Web page and app entries:

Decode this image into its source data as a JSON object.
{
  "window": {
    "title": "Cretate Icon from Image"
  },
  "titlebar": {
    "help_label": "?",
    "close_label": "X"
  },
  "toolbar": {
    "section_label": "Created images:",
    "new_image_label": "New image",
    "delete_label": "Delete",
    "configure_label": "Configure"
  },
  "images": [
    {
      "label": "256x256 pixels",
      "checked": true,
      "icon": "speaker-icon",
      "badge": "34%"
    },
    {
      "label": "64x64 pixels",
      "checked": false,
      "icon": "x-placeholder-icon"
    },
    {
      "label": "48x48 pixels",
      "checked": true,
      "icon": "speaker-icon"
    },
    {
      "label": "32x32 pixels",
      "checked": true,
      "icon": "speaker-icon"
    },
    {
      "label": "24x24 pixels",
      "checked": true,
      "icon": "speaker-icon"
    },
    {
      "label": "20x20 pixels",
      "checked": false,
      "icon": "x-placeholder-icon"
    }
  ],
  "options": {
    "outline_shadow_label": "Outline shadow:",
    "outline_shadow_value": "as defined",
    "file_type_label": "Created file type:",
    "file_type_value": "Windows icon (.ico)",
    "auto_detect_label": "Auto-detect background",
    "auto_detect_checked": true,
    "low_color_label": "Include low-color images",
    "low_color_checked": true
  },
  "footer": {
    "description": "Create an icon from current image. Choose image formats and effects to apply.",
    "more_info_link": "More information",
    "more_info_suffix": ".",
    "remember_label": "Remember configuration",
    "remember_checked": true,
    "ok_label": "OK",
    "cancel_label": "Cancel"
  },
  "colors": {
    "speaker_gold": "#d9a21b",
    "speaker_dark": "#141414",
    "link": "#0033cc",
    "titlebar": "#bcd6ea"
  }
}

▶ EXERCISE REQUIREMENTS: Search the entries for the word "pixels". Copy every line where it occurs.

▶ SOLUTION TO THE PROBLEM:
      "label": "256x256 pixels",
      "label": "64x64 pixels",
      "label": "48x48 pixels",
      "label": "32x32 pixels",
      "label": "24x24 pixels",
      "label": "20x20 pixels",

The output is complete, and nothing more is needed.